So here's the thing. Exposure Therapy for OCD is asking you to do what you don't want to do. If it were in flow chart form it would be boiled down to "Don't want to do it? Do it." This can be a hard sell. I pity the poor Exposure Therapists who get to present this to someone suffering with obsessions and compulsions.
In my last post I wrote about delaying getting on the computer, and doing this as an Exposure. Why would I do this? I feel anxious when I don't turn the computer on. I have too much time to ruminate about my anxieties if I am not distracting myself. But there is part of me that has dreams, and wants to live my life, not live the life OCD chooses for me. OCD is all about getting the anxiety level down by doing a compulsion; the rest of your life be damned.
I am not talking about being abusive, or harsh or punishing. I may take infinitely small steps in my Exposures, but it's not a race, or a TV show, and doing what I don't want to do is scary and takes courage and I have people in my life who understand that and encourage me. Exposure Therapy isn't a religion that I must follow, but a treatment that many clinicians have worked on developing over the past 40 years or so, based on observing what works.
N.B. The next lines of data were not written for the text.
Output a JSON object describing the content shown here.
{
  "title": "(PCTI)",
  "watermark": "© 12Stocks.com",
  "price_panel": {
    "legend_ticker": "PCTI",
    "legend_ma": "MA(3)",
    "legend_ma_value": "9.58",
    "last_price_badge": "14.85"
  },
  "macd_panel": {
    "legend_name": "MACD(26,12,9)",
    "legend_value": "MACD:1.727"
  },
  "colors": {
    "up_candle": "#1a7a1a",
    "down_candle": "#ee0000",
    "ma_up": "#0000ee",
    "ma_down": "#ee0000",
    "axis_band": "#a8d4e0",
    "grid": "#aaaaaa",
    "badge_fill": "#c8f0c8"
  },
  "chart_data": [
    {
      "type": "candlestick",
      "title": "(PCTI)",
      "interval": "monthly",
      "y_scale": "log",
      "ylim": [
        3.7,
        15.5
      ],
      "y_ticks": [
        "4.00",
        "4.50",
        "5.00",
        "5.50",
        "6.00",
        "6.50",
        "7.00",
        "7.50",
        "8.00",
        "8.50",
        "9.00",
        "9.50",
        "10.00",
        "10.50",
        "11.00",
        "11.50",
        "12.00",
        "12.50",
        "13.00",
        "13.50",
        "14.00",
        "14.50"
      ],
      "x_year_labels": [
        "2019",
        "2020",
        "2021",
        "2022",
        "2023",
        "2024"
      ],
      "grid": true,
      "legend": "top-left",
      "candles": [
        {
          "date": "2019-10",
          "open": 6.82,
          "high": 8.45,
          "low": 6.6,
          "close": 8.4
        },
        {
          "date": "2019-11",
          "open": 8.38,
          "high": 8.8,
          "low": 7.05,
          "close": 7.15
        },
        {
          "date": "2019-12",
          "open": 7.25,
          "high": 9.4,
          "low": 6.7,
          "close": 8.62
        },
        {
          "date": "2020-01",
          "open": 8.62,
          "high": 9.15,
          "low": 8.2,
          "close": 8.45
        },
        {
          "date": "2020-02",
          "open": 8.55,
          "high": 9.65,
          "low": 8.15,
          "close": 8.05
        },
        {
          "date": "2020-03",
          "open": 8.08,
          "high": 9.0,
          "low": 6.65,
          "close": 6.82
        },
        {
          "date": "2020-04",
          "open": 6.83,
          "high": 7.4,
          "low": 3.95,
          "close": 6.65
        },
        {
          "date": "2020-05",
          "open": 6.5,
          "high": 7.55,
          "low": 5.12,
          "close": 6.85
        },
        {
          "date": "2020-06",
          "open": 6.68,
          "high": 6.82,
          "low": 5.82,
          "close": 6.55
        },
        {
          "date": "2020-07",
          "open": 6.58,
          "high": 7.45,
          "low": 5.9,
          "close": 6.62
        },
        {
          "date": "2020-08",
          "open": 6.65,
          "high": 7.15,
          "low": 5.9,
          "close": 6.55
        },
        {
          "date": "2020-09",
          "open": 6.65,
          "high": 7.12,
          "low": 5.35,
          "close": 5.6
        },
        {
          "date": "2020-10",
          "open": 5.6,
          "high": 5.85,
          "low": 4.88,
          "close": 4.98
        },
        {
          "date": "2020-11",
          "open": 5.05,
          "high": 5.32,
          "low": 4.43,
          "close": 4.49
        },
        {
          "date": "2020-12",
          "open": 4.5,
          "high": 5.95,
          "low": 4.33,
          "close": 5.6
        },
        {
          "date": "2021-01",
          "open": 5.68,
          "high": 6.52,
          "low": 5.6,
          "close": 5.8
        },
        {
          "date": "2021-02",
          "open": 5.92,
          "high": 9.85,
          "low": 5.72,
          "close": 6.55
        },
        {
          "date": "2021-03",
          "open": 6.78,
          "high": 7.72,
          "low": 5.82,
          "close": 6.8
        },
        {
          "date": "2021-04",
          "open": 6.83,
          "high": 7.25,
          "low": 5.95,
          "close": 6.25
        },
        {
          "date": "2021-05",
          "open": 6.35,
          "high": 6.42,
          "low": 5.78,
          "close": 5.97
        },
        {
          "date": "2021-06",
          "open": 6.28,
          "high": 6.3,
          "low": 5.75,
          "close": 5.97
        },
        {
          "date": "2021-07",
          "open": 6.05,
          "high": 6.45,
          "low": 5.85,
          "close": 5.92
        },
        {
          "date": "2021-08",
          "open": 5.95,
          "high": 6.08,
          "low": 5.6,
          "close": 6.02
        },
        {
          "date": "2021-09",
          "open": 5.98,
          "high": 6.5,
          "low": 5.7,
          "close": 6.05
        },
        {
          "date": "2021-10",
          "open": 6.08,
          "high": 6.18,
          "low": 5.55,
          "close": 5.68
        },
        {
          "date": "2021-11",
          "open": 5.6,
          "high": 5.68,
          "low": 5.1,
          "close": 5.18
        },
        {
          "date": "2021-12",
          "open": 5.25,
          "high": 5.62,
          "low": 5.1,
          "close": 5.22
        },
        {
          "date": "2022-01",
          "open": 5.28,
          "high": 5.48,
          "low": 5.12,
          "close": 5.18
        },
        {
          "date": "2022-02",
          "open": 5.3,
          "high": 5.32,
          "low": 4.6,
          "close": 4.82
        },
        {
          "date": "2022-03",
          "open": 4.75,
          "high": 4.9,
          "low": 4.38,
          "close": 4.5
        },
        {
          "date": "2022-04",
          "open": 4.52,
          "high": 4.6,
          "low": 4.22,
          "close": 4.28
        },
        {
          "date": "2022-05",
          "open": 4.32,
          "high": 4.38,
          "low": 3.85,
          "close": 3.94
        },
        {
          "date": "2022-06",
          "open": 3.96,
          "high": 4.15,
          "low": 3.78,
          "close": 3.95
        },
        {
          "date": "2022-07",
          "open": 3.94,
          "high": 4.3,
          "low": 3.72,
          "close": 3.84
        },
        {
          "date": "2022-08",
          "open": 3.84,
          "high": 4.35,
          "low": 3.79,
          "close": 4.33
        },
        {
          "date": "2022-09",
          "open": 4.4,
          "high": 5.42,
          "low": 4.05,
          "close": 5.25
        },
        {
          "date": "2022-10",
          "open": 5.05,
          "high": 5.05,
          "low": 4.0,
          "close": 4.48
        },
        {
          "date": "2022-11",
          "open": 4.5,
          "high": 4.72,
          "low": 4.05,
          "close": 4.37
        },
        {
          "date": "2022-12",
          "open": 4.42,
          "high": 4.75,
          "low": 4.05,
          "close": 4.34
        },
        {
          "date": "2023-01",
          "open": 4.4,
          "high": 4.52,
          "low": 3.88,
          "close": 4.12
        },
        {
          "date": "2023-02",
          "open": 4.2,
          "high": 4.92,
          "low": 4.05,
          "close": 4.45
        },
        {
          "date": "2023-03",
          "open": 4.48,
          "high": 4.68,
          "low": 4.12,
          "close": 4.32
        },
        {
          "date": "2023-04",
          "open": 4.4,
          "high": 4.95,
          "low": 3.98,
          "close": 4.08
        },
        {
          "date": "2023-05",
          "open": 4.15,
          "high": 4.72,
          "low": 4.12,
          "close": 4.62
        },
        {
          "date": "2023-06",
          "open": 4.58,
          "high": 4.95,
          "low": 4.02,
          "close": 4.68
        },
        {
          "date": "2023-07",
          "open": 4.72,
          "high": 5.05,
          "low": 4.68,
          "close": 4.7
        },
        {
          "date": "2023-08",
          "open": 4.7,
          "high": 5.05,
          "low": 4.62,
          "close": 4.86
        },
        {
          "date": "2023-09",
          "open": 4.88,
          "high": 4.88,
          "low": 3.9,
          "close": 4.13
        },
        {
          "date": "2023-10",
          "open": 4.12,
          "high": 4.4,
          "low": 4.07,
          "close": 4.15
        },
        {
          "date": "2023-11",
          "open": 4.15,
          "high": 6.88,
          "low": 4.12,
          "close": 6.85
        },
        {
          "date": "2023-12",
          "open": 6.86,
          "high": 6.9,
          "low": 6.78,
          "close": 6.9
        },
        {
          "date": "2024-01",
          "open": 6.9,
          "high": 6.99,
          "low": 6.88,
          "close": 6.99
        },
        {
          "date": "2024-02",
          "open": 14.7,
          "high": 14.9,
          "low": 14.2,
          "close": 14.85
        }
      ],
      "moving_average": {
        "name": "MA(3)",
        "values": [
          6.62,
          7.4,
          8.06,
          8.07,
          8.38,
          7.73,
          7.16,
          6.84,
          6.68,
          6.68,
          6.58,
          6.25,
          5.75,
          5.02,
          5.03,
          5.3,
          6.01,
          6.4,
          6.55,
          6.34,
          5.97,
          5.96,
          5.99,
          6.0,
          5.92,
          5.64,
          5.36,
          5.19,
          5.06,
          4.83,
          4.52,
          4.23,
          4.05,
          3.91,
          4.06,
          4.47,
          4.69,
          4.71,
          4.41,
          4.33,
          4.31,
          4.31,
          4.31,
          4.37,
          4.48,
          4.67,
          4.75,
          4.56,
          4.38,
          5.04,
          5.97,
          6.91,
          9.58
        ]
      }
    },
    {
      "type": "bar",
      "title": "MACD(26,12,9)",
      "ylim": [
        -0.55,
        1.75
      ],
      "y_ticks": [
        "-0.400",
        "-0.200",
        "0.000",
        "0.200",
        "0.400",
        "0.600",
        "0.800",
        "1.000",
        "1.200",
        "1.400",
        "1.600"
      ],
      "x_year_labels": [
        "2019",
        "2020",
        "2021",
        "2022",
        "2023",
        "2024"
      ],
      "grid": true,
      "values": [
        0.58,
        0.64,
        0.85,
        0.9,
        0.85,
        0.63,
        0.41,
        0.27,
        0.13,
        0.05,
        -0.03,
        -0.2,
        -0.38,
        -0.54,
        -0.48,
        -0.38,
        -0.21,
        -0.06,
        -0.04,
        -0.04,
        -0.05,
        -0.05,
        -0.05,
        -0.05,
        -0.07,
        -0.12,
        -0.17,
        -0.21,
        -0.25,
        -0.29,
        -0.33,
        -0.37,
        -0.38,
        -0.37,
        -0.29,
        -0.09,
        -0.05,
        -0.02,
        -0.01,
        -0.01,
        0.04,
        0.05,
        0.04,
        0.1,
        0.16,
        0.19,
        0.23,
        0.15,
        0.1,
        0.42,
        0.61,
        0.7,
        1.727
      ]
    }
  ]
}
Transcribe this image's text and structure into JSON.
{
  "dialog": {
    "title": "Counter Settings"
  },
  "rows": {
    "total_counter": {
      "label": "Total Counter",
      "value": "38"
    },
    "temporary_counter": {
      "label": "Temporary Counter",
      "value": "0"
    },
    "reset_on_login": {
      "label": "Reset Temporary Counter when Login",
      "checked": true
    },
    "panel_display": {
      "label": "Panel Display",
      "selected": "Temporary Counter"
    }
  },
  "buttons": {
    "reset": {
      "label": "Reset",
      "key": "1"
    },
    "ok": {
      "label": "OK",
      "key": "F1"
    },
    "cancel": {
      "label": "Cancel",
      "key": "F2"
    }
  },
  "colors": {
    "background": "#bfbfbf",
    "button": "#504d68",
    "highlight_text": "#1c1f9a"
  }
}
They aren't just making this stuff up.
Now, there are still gaps and shortcomings in our current treatments for OCD, but I will be writing some future posts on the history of OCD treatment, highlighting the breakthroughs and evolution of Exposure and Response Prevention Therapy. 40 years ago many thought patients with OCD were hopeless, and I want to pay tribute to those who searched for an answer, who believed hope was possible.